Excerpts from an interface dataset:
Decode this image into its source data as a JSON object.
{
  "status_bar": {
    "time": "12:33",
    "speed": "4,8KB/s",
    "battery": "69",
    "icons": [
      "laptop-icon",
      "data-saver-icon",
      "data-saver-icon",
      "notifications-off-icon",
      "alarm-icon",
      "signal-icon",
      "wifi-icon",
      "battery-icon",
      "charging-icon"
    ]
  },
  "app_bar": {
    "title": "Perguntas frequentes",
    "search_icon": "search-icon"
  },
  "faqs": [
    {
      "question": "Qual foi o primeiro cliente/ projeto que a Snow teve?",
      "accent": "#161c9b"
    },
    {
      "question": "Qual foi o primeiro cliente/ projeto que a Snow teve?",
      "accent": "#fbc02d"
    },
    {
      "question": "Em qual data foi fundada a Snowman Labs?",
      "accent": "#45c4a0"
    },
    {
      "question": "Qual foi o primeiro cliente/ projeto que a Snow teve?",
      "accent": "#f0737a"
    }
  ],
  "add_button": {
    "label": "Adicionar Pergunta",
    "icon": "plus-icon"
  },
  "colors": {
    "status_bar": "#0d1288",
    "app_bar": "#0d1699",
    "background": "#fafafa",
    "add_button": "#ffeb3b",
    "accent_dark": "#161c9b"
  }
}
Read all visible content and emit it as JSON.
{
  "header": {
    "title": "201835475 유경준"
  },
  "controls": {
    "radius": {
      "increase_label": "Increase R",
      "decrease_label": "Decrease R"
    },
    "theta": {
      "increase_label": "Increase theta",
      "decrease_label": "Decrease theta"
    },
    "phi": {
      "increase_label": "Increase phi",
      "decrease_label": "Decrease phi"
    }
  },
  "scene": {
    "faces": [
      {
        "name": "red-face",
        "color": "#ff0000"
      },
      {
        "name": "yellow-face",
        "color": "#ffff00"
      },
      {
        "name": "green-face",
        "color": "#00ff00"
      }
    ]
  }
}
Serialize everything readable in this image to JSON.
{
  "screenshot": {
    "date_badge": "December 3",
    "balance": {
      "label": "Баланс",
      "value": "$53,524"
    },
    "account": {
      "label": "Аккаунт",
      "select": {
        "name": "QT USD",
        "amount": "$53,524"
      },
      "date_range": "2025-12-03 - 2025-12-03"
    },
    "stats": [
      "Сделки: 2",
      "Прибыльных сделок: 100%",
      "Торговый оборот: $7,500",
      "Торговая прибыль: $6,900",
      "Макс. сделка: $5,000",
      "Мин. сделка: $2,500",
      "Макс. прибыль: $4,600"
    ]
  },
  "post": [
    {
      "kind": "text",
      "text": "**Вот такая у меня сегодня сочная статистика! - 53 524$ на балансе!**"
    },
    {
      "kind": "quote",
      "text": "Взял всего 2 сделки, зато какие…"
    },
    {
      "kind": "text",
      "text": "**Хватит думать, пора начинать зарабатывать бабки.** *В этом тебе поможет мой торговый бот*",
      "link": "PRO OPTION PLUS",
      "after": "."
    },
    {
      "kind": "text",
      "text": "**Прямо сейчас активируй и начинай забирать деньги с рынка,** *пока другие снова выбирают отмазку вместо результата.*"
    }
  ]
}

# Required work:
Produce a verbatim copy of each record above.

# Response to the task:
Decode this image into its source data as a JSON object.
{
  "status_bar": {
    "time": "12:33",
    "speed": "4,8KB/s",
    "battery": "69",
    "icons": [
      "laptop-icon",
      "data-saver-icon",
      "data-saver-icon",
      "notifications-off-icon",
      "alarm-icon",
      "signal-icon",
      "wifi-icon",
      "battery-icon",
      "charging-icon"
    ]
  },
  "app_bar": {
    "title": "Perguntas frequentes",
    "search_icon": "search-icon"
  },
  "faqs": [
    {
      "question": "Qual foi o primeiro cliente/ projeto que a Snow teve?",
      "accent": "#161c9b"
    },
    {
      "question": "Qual foi o primeiro cliente/ projeto que a Snow teve?",
      "accent": "#fbc02d"
    },
    {
      "question": "Em qual data foi fundada a Snowman Labs?",
      "accent": "#45c4a0"
    },
    {
      "question": "Qual foi o primeiro cliente/ projeto que a Snow teve?",
      "accent": "#f0737a"
    }
  ],
  "add_button": {
    "label": "Adicionar Pergunta",
    "icon": "plus-icon"
  },
  "colors": {
    "status_bar": "#0d1288",
    "app_bar": "#0d1699",
    "background": "#fafafa",
    "add_button": "#ffeb3b",
    "accent_dark": "#161c9b"
  }
}
Read all visible content and emit it as JSON.
{
  "header": {
    "title": "201835475 유경준"
  },
  "controls": {
    "radius": {
      "increase_label": "Increase R",
      "decrease_label": "Decrease R"
    },
    "theta": {
      "increase_label": "Increase theta",
      "decrease_label": "Decrease theta"
    },
    "phi": {
      "increase_label": "Increase phi",
      "decrease_label": "Decrease phi"
    }
  },
  "scene": {
    "faces": [
      {
        "name": "red-face",
        "color": "#ff0000"
      },
      {
        "name": "yellow-face",
        "color": "#ffff00"
      },
      {
        "name": "green-face",
        "color": "#00ff00"
      }
    ]
  }
}
Serialize everything readable in this image to JSON.
{
  "screenshot": {
    "date_badge": "December 3",
    "balance": {
      "label": "Баланс",
      "value": "$53,524"
    },
    "account": {
      "label": "Аккаунт",
      "select": {
        "name": "QT USD",
        "amount": "$53,524"
      },
      "date_range": "2025-12-03 - 2025-12-03"
    },
    "stats": [
      "Сделки: 2",
      "Прибыльных сделок: 100%",
      "Торговый оборот: $7,500",
      "Торговая прибыль: $6,900",
      "Макс. сделка: $5,000",
      "Мин. сделка: $2,500",
      "Макс. прибыль: $4,600"
    ]
  },
  "post": [
    {
      "kind": "text",
      "text": "**Вот такая у меня сегодня сочная статистика! - 53 524$ на балансе!**"
    },
    {
      "kind": "quote",
      "text": "Взял всего 2 сделки, зато какие…"
    },
    {
      "kind": "text",
      "text": "**Хватит думать, пора начинать зарабатывать бабки.** *В этом тебе поможет мой торговый бот*",
      "link": "PRO OPTION PLUS",
      "after": "."
    },
    {
      "kind": "text",
      "text": "**Прямо сейчас активируй и начинай забирать деньги с рынка,** *пока другие снова выбирают отмазку вместо результата.*"
    }
  ]
}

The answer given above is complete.